If you’ve made it this far you might be hitting your head against your keyboard and wondering why I hadn’t dipped into Google Search Console yet. This should almost always be your first stop in assessing a penalty, but usually you’ll receive a notification from Google if they’ve levied a manual action against your site. The truth is I’d been there several times, but I hadn’t found anything that would indicate a site-wide issue. Our site had been hacked earlier in the year, but we quickly addressed the hack (404’d all hacked URLs) and didn’t receive any notification from Google that we’d receive a manual penalty.
However, I did discover a lingering partial match penalty, but, per Google’s guidelines, partial match penalties should only affect the individual pages or sections that have been hacked. In other words, the injected URLs above (anyone want essay writing tips from an industrial marketing agency?) within the /wp-content/ subfolder should be the only ones deindexed or penalized. This didn’t match with the site-wide penalty that I’d confirmed above, but I decided to submit a reconsideration request and request that Google remove all of the 404’d pages from their index. Looking back, I should have done this much sooner.
Shortly after undoing the 301 redirects to the SSL version of the site and submitting our reconsideration request for the partial match penalty, we saw positive fluctuations in our sites indexation. Checking in Google Search Console, the HTTPS version of the site was almost completely indexed by mid-December, just in time for me to actually enjoy my winter break instead of agonizing over the sour state of our poor site.
You’ll notice no indexation before November 15th, a result of the SSL going live that day. It took another month before our site was being fully indexed. The question is—and I’m still not sure of the answer—did the slow indexation occur because of the hacked content or the SSL being immediately redirected? Other webmasters encountered similar issues when moving their sites to SSL, and it’s possible Google is still working on the kinks in reindexing sites redirected to their SSL counterpart. It’s also possible that partial match penalty caused a full deindexation of the HTTP site and the HTTPS version suffered as a result. It’s tough to say because we were throwing spaghetti against the wall in a frenzy to reindex our site and recover our rankings. Regardless, I think there are a few key takeaways here:
- When moving your site over to SSL, canonical from the non-SSL to the SSL before doing a hard redirect. Register your SSL site with Google Webmaster Tools, set it as the preferred version and submit a sitemap. Check your indexation frequently, and only hard redirect once you’ve seen most of your SSL pages indexed.

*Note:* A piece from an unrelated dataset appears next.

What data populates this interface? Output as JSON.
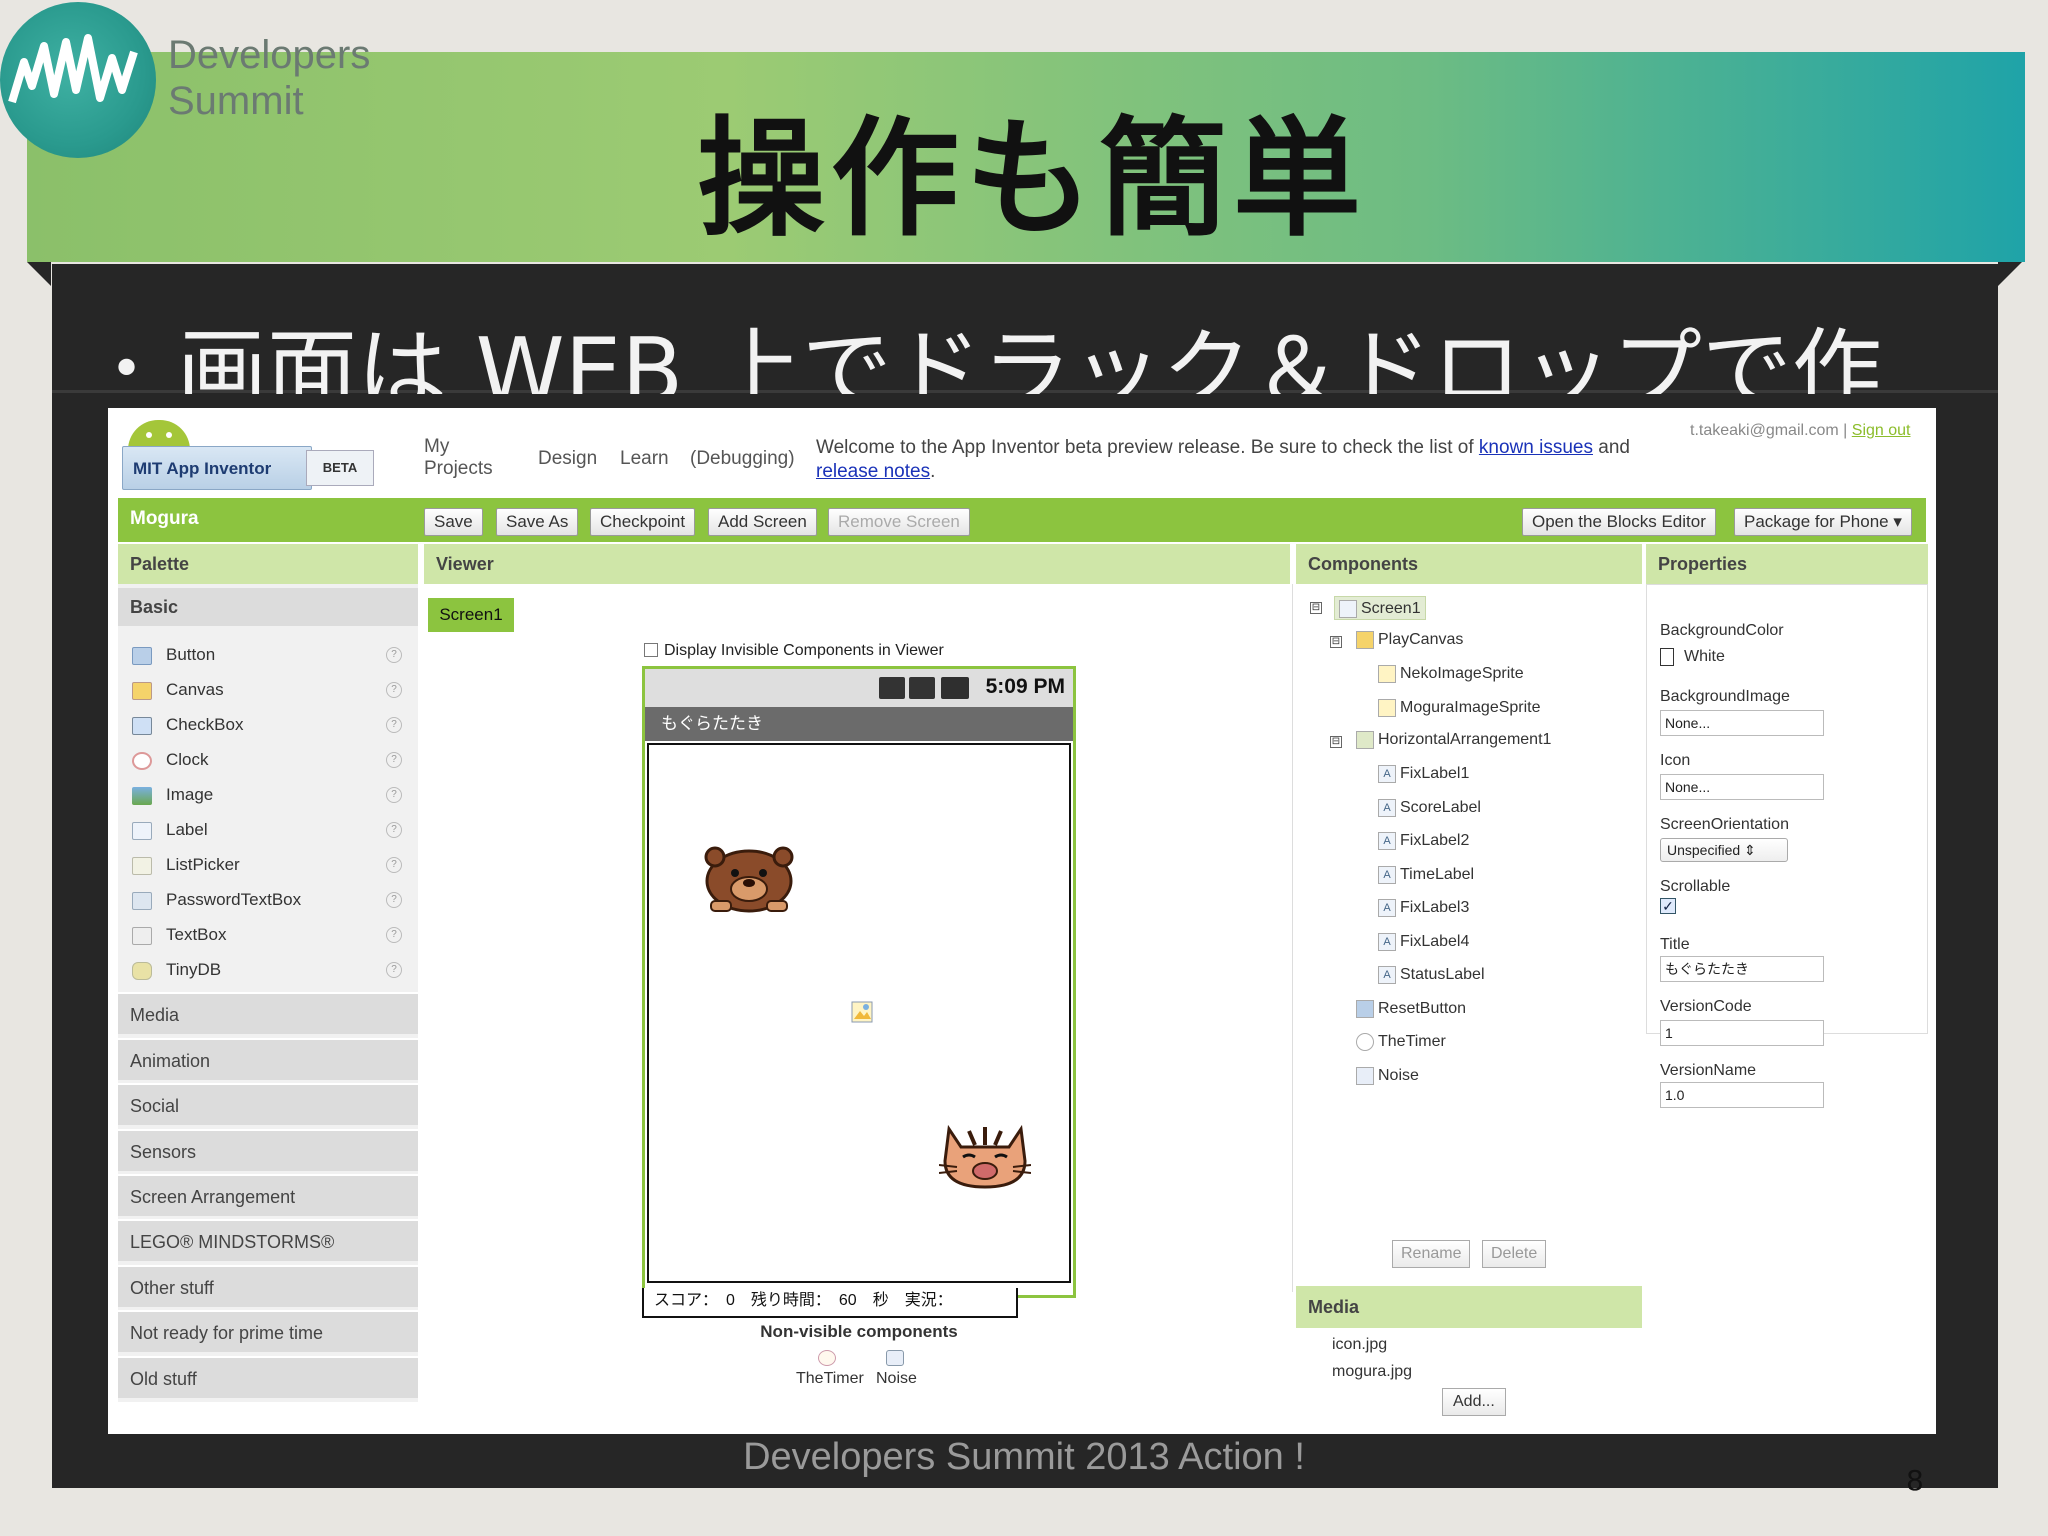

- Take, don’t ignore, partial match manual action penalties. It’s possible they can have a greater impact on your site than Google implies in their guidelines, so go the extra mile to scrub your site clean and report back to Google. Google won’t always send you notifications that there’s still an active penalty (and they didn’t even send me a notification that the penalty had been removed), so be vigilant.
- When assessing the damage, look for correlation and tackle the most obvious issues first. I could have ended up damaging my site’s rankings if I’d gone straight to disavowing links or removed the SSL all together. Make a list of the potential issues, and prioritize the easy fixes and obvious issues first. Don’t overreact.
- Ask for help. I’m lucky to have consulted with a few friends and my former mentor during this ordeal. They provided sound advice and helped me identify problems.
Organic traffic drops are not-so-fun rollercoasters of anxiety, but it’s important that you keep a level head throughout the ride! For more reading on auditing your site when a drop occurs, read Geoff Kenyon’s technical site audit checklist. Even though it was written in 2015, this was a guiding light for me during this process.
Let me know in the comments below if you’ve encountered similar issues with partial match hacked content penalties or SSL redirects.Digital & Social Articles on Business 2 Community